Problem description
What you return must match the listing below exactly, minus any pictures.

Records for the exercise

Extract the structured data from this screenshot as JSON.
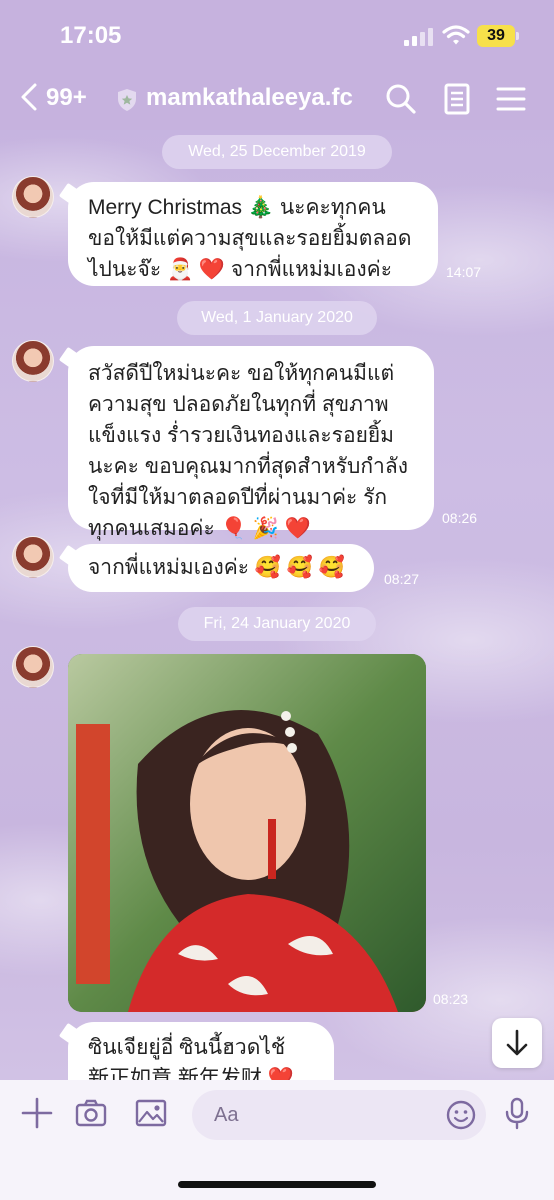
{
  "status": {
    "time": "17:05",
    "battery": "39"
  },
  "header": {
    "back_count": "99+",
    "title": "mamkathaleeya.fc"
  },
  "messages": {
    "date1": "Wed, 25 December 2019",
    "m1_line1": "Merry Christmas 🎄 นะคะทุกคน",
    "m1_line2": "ขอให้มีแต่ความสุขและรอยยิ้มตลอด",
    "m1_line3": "ไปนะจ๊ะ 🎅 ❤️ จากพี่แหม่มเองค่ะ",
    "m1_time": "14:07",
    "date2": "Wed, 1 January 2020",
    "m2_line1": "สวัสดีปีใหม่นะคะ ขอให้ทุกคนมีแต่",
    "m2_line2": "ความสุข ปลอดภัยในทุกที่ สุขภาพ",
    "m2_line3": "แข็งแรง ร่ำรวยเงินทองและรอยยิ้ม",
    "m2_line4": "นะคะ ขอบคุณมากที่สุดสำหรับกำลัง",
    "m2_line5": "ใจที่มีให้มาตลอดปีที่ผ่านมาค่ะ รัก",
    "m2_line6": "ทุกคนเสมอค่ะ 🎈 🎉 ❤️",
    "m2_time": "08:26",
    "m3_text": "จากพี่แหม่มเองค่ะ 🥰 🥰 🥰",
    "m3_time": "08:27",
    "date3": "Fri, 24 January 2020",
    "m4_time": "08:23",
    "m5_line1": "ซินเจียยู่อี่ ซินนี้ฮวดไช้",
    "m5_line2": "新正如意 新年发财 ❤️"
  },
  "composer": {
    "placeholder": "Aa"
  },
  "colors": {
    "header_bg": "#c6b2de",
    "bubble_bg": "#ffffff",
    "battery": "#f7e04a"
  }
}
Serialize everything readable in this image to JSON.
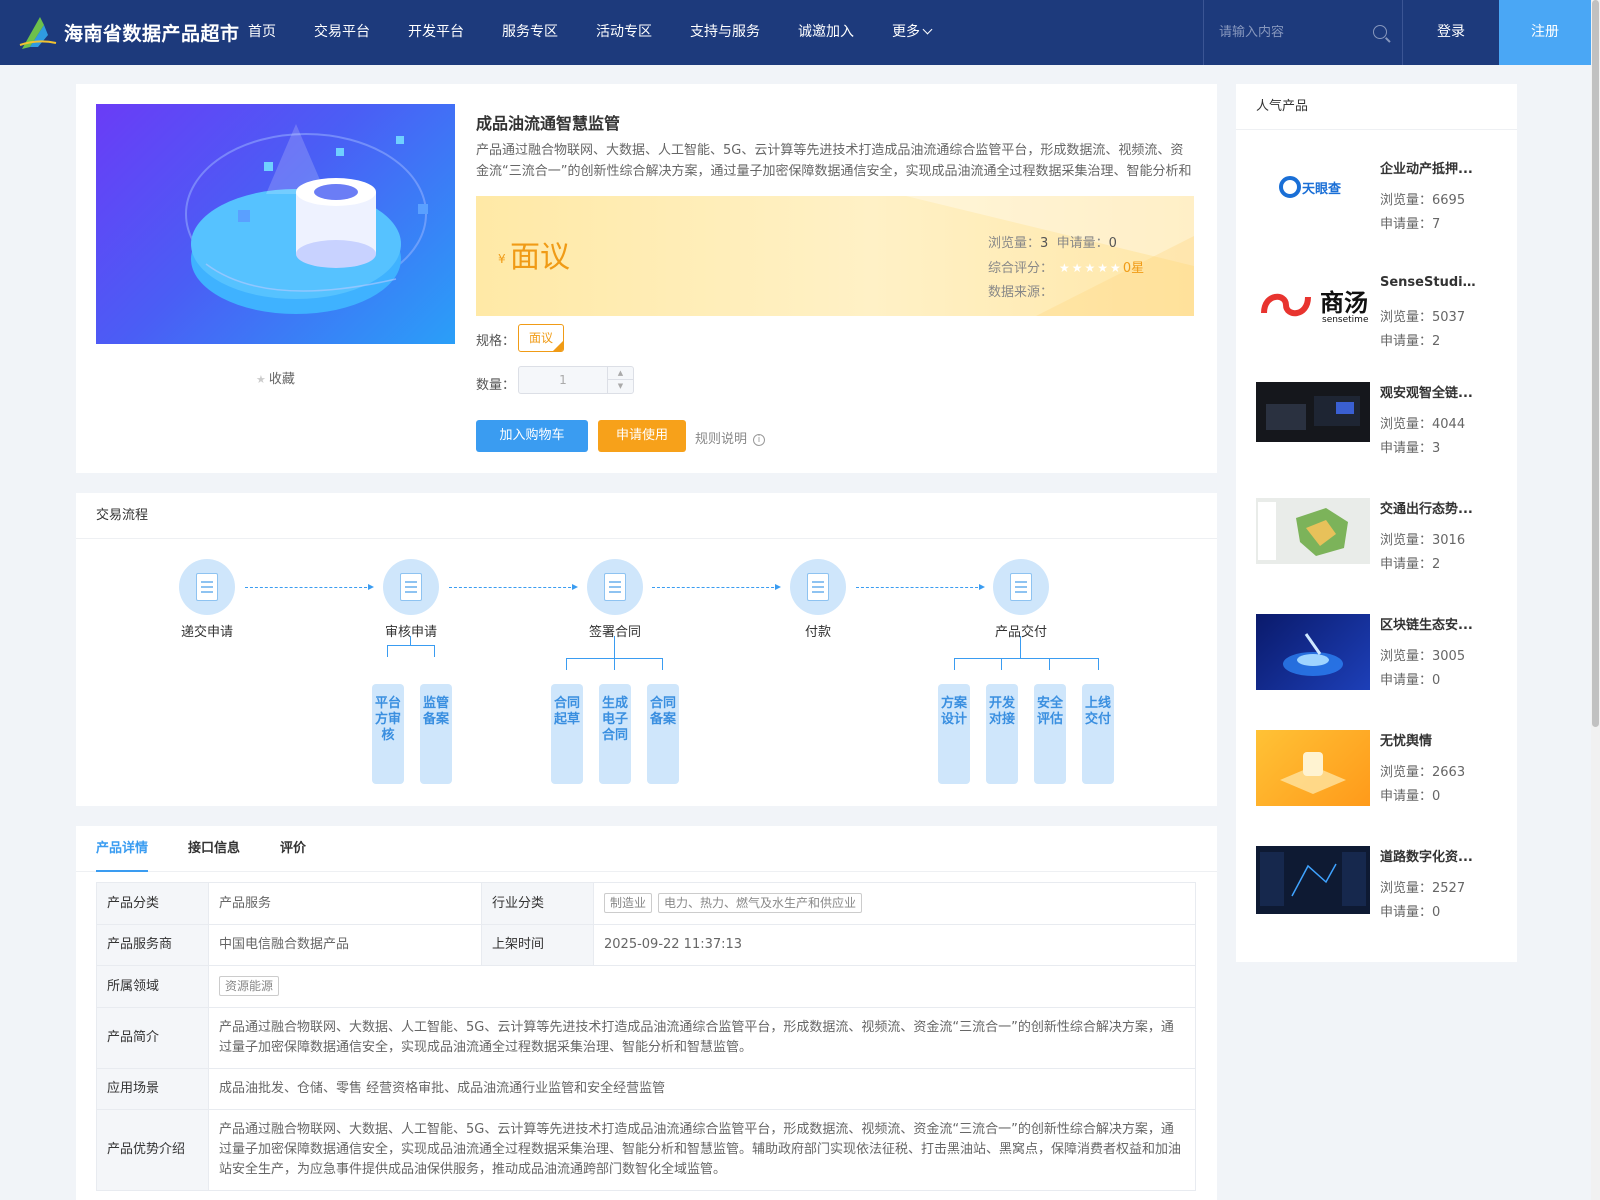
{
  "header": {
    "logo_text": "海南省数据产品超市",
    "nav": [
      {
        "label": "首页"
      },
      {
        "label": "交易平台"
      },
      {
        "label": "开发平台"
      },
      {
        "label": "服务专区"
      },
      {
        "label": "活动专区"
      },
      {
        "label": "支持与服务"
      },
      {
        "label": "诚邀加入"
      },
      {
        "label": "更多"
      }
    ],
    "search_placeholder": "请输入内容",
    "login": "登录",
    "register": "注册"
  },
  "product": {
    "title": "成品油流通智慧监管",
    "description": "产品通过融合物联网、大数据、人工智能、5G、云计算等先进技术打造成品油流通综合监管平台，形成数据流、视频流、资金流“三流合一”的创新性综合解决方案，通过量子加密保障数据通信安全，实现成品油流通全过程数据采集治理、智能分析和智慧监管。",
    "currency": "¥",
    "price": "面议",
    "views_label": "浏览量：",
    "views": "3",
    "applies_label": "申请量：",
    "applies": "0",
    "rating_label": "综合评分：",
    "rating": "0星",
    "rating_value": 0,
    "source_label": "数据来源：",
    "spec_label": "规格：",
    "spec_option": "面议",
    "qty_label": "数量：",
    "qty_value": "1",
    "add_cart": "加入购物车",
    "apply": "申请使用",
    "rules": "规则说明",
    "favorite": "收藏"
  },
  "process": {
    "title": "交易流程",
    "steps": [
      {
        "label": "递交申请"
      },
      {
        "label": "审核申请"
      },
      {
        "label": "签署合同"
      },
      {
        "label": "付款"
      },
      {
        "label": "产品交付"
      }
    ],
    "subs": {
      "review": [
        "平台方审核",
        "监管备案"
      ],
      "contract": [
        "合同起草",
        "生成电子合同",
        "合同备案"
      ],
      "delivery": [
        "方案设计",
        "开发对接",
        "安全评估",
        "上线交付"
      ]
    }
  },
  "detail": {
    "tabs": [
      {
        "label": "产品详情"
      },
      {
        "label": "接口信息"
      },
      {
        "label": "评价"
      }
    ],
    "rows": {
      "category_label": "产品分类",
      "category": "产品服务",
      "industry_label": "行业分类",
      "industry_tags": [
        "制造业",
        "电力、热力、燃气及水生产和供应业"
      ],
      "provider_label": "产品服务商",
      "provider": "中国电信融合数据产品",
      "listed_label": "上架时间",
      "listed": "2025-09-22 11:37:13",
      "domain_label": "所属领域",
      "domain_tag": "资源能源",
      "intro_label": "产品简介",
      "intro": "产品通过融合物联网、大数据、人工智能、5G、云计算等先进技术打造成品油流通综合监管平台，形成数据流、视频流、资金流“三流合一”的创新性综合解决方案，通过量子加密保障数据通信安全，实现成品油流通全过程数据采集治理、智能分析和智慧监管。",
      "scene_label": "应用场景",
      "scene": "成品油批发、仓储、零售 经营资格审批、成品油流通行业监管和安全经营监管",
      "advantage_label": "产品优势介绍",
      "advantage": "产品通过融合物联网、大数据、人工智能、5G、云计算等先进技术打造成品油流通综合监管平台，形成数据流、视频流、资金流“三流合一”的创新性综合解决方案，通过量子加密保障数据通信安全，实现成品油流通全过程数据采集治理、智能分析和智慧监管。辅助政府部门实现依法征税、打击黑油站、黑窝点，保障消费者权益和加油站安全生产，为应急事件提供成品油保供服务，推动成品油流通跨部门数智化全域监管。"
    }
  },
  "popular": {
    "title": "人气产品",
    "views_label": "浏览量：",
    "applies_label": "申请量：",
    "items": [
      {
        "name": "企业动产抵押...",
        "views": "6695",
        "applies": "7",
        "logo_text": "天眼查"
      },
      {
        "name": "SenseStudio...",
        "views": "5037",
        "applies": "2",
        "logo_text": "商汤",
        "logo_sub": "sensetime"
      },
      {
        "name": "观安观智全链...",
        "views": "4044",
        "applies": "3"
      },
      {
        "name": "交通出行态势...",
        "views": "3016",
        "applies": "2"
      },
      {
        "name": "区块链生态安...",
        "views": "3005",
        "applies": "0"
      },
      {
        "name": "无忧舆情",
        "views": "2663",
        "applies": "0"
      },
      {
        "name": "道路数字化资...",
        "views": "2527",
        "applies": "0"
      }
    ]
  },
  "colors": {
    "header": "#1d3a7c",
    "accent": "#3a9cf1",
    "orange": "#f7a11a",
    "price": "#f09b16"
  }
}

Result of the task
Extract the structured data from this screenshot as JSON.
{
  "status": {
    "time": "17:05",
    "battery": "39"
  },
  "header": {
    "back_count": "99+",
    "title": "mamkathaleeya.fc"
  },
  "messages": {
    "date1": "Wed, 25 December 2019",
    "m1_line1": "Merry Christmas 🎄 นะคะทุกคน",
    "m1_line2": "ขอให้มีแต่ความสุขและรอยยิ้มตลอด",
    "m1_line3": "ไปนะจ๊ะ 🎅 ❤️ จากพี่แหม่มเองค่ะ",
    "m1_time": "14:07",
    "date2": "Wed, 1 January 2020",
    "m2_line1": "สวัสดีปีใหม่นะคะ ขอให้ทุกคนมีแต่",
    "m2_line2": "ความสุข ปลอดภัยในทุกที่ สุขภาพ",
    "m2_line3": "แข็งแรง ร่ำรวยเงินทองและรอยยิ้ม",
    "m2_line4": "นะคะ ขอบคุณมากที่สุดสำหรับกำลัง",
    "m2_line5": "ใจที่มีให้มาตลอดปีที่ผ่านมาค่ะ รัก",
    "m2_line6": "ทุกคนเสมอค่ะ 🎈 🎉 ❤️",
    "m2_time": "08:26",
    "m3_text": "จากพี่แหม่มเองค่ะ 🥰 🥰 🥰",
    "m3_time": "08:27",
    "date3": "Fri, 24 January 2020",
    "m4_time": "08:23",
    "m5_line1": "ซินเจียยู่อี่ ซินนี้ฮวดไช้",
    "m5_line2": "新正如意 新年发财 ❤️"
  },
  "composer": {
    "placeholder": "Aa"
  },
  "colors": {
    "header_bg": "#c6b2de",
    "bubble_bg": "#ffffff",
    "battery": "#f7e04a"
  }
}
Serialize everything readable in this image to JSON.
{
  "header": {
    "logo_text": "海南省数据产品超市",
    "nav": [
      {
        "label": "首页"
      },
      {
        "label": "交易平台"
      },
      {
        "label": "开发平台"
      },
      {
        "label": "服务专区"
      },
      {
        "label": "活动专区"
      },
      {
        "label": "支持与服务"
      },
      {
        "label": "诚邀加入"
      },
      {
        "label": "更多"
      }
    ],
    "search_placeholder": "请输入内容",
    "login": "登录",
    "register": "注册"
  },
  "product": {
    "title": "成品油流通智慧监管",
    "description": "产品通过融合物联网、大数据、人工智能、5G、云计算等先进技术打造成品油流通综合监管平台，形成数据流、视频流、资金流“三流合一”的创新性综合解决方案，通过量子加密保障数据通信安全，实现成品油流通全过程数据采集治理、智能分析和智慧监管。",
    "currency": "¥",
    "price": "面议",
    "views_label": "浏览量：",
    "views": "3",
    "applies_label": "申请量：",
    "applies": "0",
    "rating_label": "综合评分：",
    "rating": "0星",
    "rating_value": 0,
    "source_label": "数据来源：",
    "spec_label": "规格：",
    "spec_option": "面议",
    "qty_label": "数量：",
    "qty_value": "1",
    "add_cart": "加入购物车",
    "apply": "申请使用",
    "rules": "规则说明",
    "favorite": "收藏"
  },
  "process": {
    "title": "交易流程",
    "steps": [
      {
        "label": "递交申请"
      },
      {
        "label": "审核申请"
      },
      {
        "label": "签署合同"
      },
      {
        "label": "付款"
      },
      {
        "label": "产品交付"
      }
    ],
    "subs": {
      "review": [
        "平台方审核",
        "监管备案"
      ],
      "contract": [
        "合同起草",
        "生成电子合同",
        "合同备案"
      ],
      "delivery": [
        "方案设计",
        "开发对接",
        "安全评估",
        "上线交付"
      ]
    }
  },
  "detail": {
    "tabs": [
      {
        "label": "产品详情"
      },
      {
        "label": "接口信息"
      },
      {
        "label": "评价"
      }
    ],
    "rows": {
      "category_label": "产品分类",
      "category": "产品服务",
      "industry_label": "行业分类",
      "industry_tags": [
        "制造业",
        "电力、热力、燃气及水生产和供应业"
      ],
      "provider_label": "产品服务商",
      "provider": "中国电信融合数据产品",
      "listed_label": "上架时间",
      "listed": "2025-09-22 11:37:13",
      "domain_label": "所属领域",
      "domain_tag": "资源能源",
      "intro_label": "产品简介",
      "intro": "产品通过融合物联网、大数据、人工智能、5G、云计算等先进技术打造成品油流通综合监管平台，形成数据流、视频流、资金流“三流合一”的创新性综合解决方案，通过量子加密保障数据通信安全，实现成品油流通全过程数据采集治理、智能分析和智慧监管。",
      "scene_label": "应用场景",
      "scene": "成品油批发、仓储、零售 经营资格审批、成品油流通行业监管和安全经营监管",
      "advantage_label": "产品优势介绍",
      "advantage": "产品通过融合物联网、大数据、人工智能、5G、云计算等先进技术打造成品油流通综合监管平台，形成数据流、视频流、资金流“三流合一”的创新性综合解决方案，通过量子加密保障数据通信安全，实现成品油流通全过程数据采集治理、智能分析和智慧监管。辅助政府部门实现依法征税、打击黑油站、黑窝点，保障消费者权益和加油站安全生产，为应急事件提供成品油保供服务，推动成品油流通跨部门数智化全域监管。"
    }
  },
  "popular": {
    "title": "人气产品",
    "views_label": "浏览量：",
    "applies_label": "申请量：",
    "items": [
      {
        "name": "企业动产抵押...",
        "views": "6695",
        "applies": "7",
        "logo_text": "天眼查"
      },
      {
        "name": "SenseStudio...",
        "views": "5037",
        "applies": "2",
        "logo_text": "商汤",
        "logo_sub": "sensetime"
      },
      {
        "name": "观安观智全链...",
        "views": "4044",
        "applies": "3"
      },
      {
        "name": "交通出行态势...",
        "views": "3016",
        "applies": "2"
      },
      {
        "name": "区块链生态安...",
        "views": "3005",
        "applies": "0"
      },
      {
        "name": "无忧舆情",
        "views": "2663",
        "applies": "0"
      },
      {
        "name": "道路数字化资...",
        "views": "2527",
        "applies": "0"
      }
    ]
  },
  "colors": {
    "header": "#1d3a7c",
    "accent": "#3a9cf1",
    "orange": "#f7a11a",
    "price": "#f09b16"
  }
}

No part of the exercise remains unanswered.